Interdisciplinary artist Qinza Najm brings together a selection from four bodies of work in Still I Rise, a show curated by Tami Katz-Freiman that takes its name from Maya Angelou’s poem of the same name, stating “…you may kill me with your hatefulness, but still, like air, I’ll rise.” The overt component that ties the works together is the female form, mostly represented by the artist’s own body, situated in constraining space. The artist’s figure repeated throughout the exhibition as the silhouette is extracted from the central piece of “Veil of Bullets,” a single image made up of 16 photographs inspired by a performance piece executed in 2017 that addressed issues of violence and school shootings.
This concept is epitomized in layers of vertical stripes and Pakistani carpet patterns over classic representations of women, outlined in the artist’s form that appears throughout the show. While discussing the exhibitions, Najm told me that “…I treat the carpets used in the exhibition as a multilayered ‘metaphoric material,’ pertaining not only to a specific cultural and historical heritage. It attends to what was silenced over the generations and ‘swept under the carpet’ – to the metaphorical dirt related to traumas originating in oppressive norms.” The female figure is used in these works as a way to limit the image, keeping in line with the theme of constraint while urging the viewer to question how each element – the traditional and the modern – play a part in the perception of the feminine/human.
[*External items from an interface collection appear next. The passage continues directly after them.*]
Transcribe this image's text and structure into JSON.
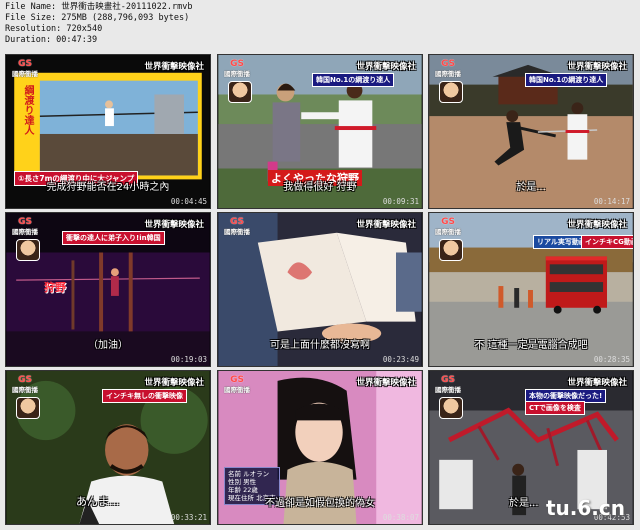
{
  "file_info": {
    "name_line": "File Name: 世界衝击映畫社-20111022.rmvb",
    "size_line": "File Size: 275MB (288,796,093 bytes)",
    "resolution_line": "Resolution: 720x540",
    "duration_line": "Duration: 00:47:39"
  },
  "common": {
    "gs_label": "GS",
    "gs_sub": "國際衝播",
    "tv_logo": "世界衝擊映像社"
  },
  "thumbnails": [
    {
      "timestamp": "00:04:45",
      "caption": "完成狩野能否在24小時之內",
      "overlay_vertical": "綱渡り達人",
      "overlay_banner": "①長さ7mの綱渡り中に大ジャンプ"
    },
    {
      "timestamp": "00:09:31",
      "caption": "我做得很好  狩野",
      "overlay_banner": "よくやったな狩野",
      "overlay_top": "韓国No.1の綱渡り達人"
    },
    {
      "timestamp": "00:14:17",
      "caption": "於是...",
      "overlay_top": "韓国No.1の綱渡り達人"
    },
    {
      "timestamp": "00:19:03",
      "caption": "（加油）",
      "overlay_name": "狩野",
      "overlay_top": "衝撃の達人に弟子入り!in韓国"
    },
    {
      "timestamp": "00:23:49",
      "caption": "可是上面什麼都沒寫啊"
    },
    {
      "timestamp": "00:28:35",
      "caption": "不 這種一定是電腦合成吧",
      "overlay_top": "リアル実写動画",
      "overlay_top2": "インチキCG動画"
    },
    {
      "timestamp": "00:33:21",
      "caption": "あんま...",
      "overlay_top": "インチキ無しの衝撃映像"
    },
    {
      "timestamp": "00:38:07",
      "caption": "不過卻是如假包換的偽女",
      "overlay_info": [
        "名前 ルオラン",
        "性別 男性",
        "年齢 22歳",
        "現在住所 北京市"
      ]
    },
    {
      "timestamp": "00:42:53",
      "caption": "於是...",
      "overlay_top": "本物の衝撃映像だった!",
      "overlay_top2": "CTで画像を検査"
    }
  ],
  "watermark": "tu.6.cn",
  "colors": {
    "background": "#e9e9e9",
    "accent_red": "#c8102e",
    "caption_text": "#ffffff"
  }
}
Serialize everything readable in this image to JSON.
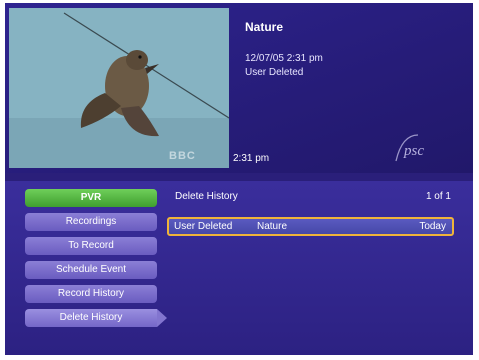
{
  "preview": {
    "channel_watermark": "BBC"
  },
  "program": {
    "title": "Nature",
    "datetime": "12/07/05  2:31 pm",
    "status": "User Deleted"
  },
  "clock": "2:31 pm",
  "logo": {
    "text": "psc"
  },
  "sidebar": {
    "header": "PVR",
    "items": [
      {
        "label": "Recordings"
      },
      {
        "label": "To Record"
      },
      {
        "label": "Schedule Event"
      },
      {
        "label": "Record History"
      },
      {
        "label": "Delete History"
      }
    ],
    "active_item": "Delete History"
  },
  "list": {
    "title": "Delete History",
    "page": "1 of 1",
    "rows": [
      {
        "status": "User Deleted",
        "title": "Nature",
        "date": "Today"
      }
    ]
  },
  "colors": {
    "background": "#2a1f7a",
    "header_green": "#3f9e2e",
    "menu_purple": "#6a5cc0",
    "selection_border": "#f0b43a"
  }
}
Another essential component in Najm’s exhibition was a performance piece executed and recorded at A.I.R. gallery called “Tabdeeli”, the Urdu word for Transformation. The piece had been performed in 2017 and recreated for a special demonstration at the artist’s solo exhibition. Following themes of feminine forms and worldly constraints, the performance begins with multiple women seemingly “trapped” in a sheer mesh cocoon. As the piece progresses, the women break free of their bonds and move together in a dance-like harmony. The performance is symbolic of transcending barriers and taboos imposed upon the feminine, operating in tandem with the visual pieces to convey an awareness of the sociopolitical obstacles and traumas placed before women in their daily lives.
Within their exhibitions, both artists deal with themes of perception, expectation, globalism, and the interrelation of past and present. Sharifzadeh presents a new form of iconography with Persian elements, which are incorporated into the context of the Italian Renaissance, challenging our understanding of the Rebirth and its impacts on Western and Eastern conceptions of the female. Likewise, Najm’s art brings awareness to the constraints put on women of all backgrounds, while also proposing a possibility of healing through artistic transformation and confronting trauma in the face of adversity. Najm grew up in Pakistan with a Westernized father and a very traditional mother, experiencing divisions of East and West from a young age. Sharifzadeh grew up in Iran and was shocked to learn the stereotypes applied to her upon moving to the U.S. The idea of “otherness” is vanquished in their work, by showing that societal expectations of women are as outdated as the concepts that separate the East and West. These works suggest that it is time to learn from our past and approach life with a humble mind and accepting spirit.
You can see Najm and Sharifzadeh’s exhibitions at A.I.R. through October 6 from Wednesday to Sunday, 12-6 pm, at 155 Plymouth Street, Brooklyn, NY.